§ TASK TO CARRY OUT
Go through the lines below. Copy those with "MotionPlanning".

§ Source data
################
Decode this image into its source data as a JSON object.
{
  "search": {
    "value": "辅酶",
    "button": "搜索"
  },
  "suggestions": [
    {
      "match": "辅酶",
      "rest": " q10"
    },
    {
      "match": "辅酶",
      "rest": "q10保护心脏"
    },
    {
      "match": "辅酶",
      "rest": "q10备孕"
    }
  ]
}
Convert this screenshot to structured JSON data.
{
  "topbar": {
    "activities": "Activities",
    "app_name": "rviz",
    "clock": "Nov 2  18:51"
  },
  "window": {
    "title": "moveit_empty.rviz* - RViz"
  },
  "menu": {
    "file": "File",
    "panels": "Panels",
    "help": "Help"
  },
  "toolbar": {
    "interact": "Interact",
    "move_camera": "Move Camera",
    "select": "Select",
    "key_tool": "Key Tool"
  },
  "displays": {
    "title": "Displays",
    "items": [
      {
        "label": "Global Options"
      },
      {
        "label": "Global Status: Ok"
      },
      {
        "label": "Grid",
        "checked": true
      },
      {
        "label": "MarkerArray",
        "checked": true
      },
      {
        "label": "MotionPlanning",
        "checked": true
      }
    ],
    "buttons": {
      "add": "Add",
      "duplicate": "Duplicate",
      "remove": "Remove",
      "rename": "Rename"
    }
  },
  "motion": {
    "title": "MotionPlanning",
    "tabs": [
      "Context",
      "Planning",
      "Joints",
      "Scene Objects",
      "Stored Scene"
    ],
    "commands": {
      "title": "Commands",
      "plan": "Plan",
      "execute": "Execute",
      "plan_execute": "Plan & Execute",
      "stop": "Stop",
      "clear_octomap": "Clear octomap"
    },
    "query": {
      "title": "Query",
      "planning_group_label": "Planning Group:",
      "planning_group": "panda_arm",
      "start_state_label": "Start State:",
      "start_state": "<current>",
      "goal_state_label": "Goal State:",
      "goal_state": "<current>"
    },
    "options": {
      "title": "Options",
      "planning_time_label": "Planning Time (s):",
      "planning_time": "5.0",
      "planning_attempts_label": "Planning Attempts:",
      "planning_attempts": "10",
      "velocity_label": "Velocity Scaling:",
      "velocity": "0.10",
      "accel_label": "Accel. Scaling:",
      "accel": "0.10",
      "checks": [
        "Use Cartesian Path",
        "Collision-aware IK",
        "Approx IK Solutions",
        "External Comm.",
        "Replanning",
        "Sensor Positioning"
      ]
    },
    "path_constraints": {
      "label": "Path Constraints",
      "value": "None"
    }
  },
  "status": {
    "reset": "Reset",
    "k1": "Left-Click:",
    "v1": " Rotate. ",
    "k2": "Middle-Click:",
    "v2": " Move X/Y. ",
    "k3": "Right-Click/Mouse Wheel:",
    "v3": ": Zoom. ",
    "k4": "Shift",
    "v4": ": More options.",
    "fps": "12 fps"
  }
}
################
§ SOLUTION FOR THIS TASK
        "label": "MotionPlanning",
    "title": "MotionPlanning",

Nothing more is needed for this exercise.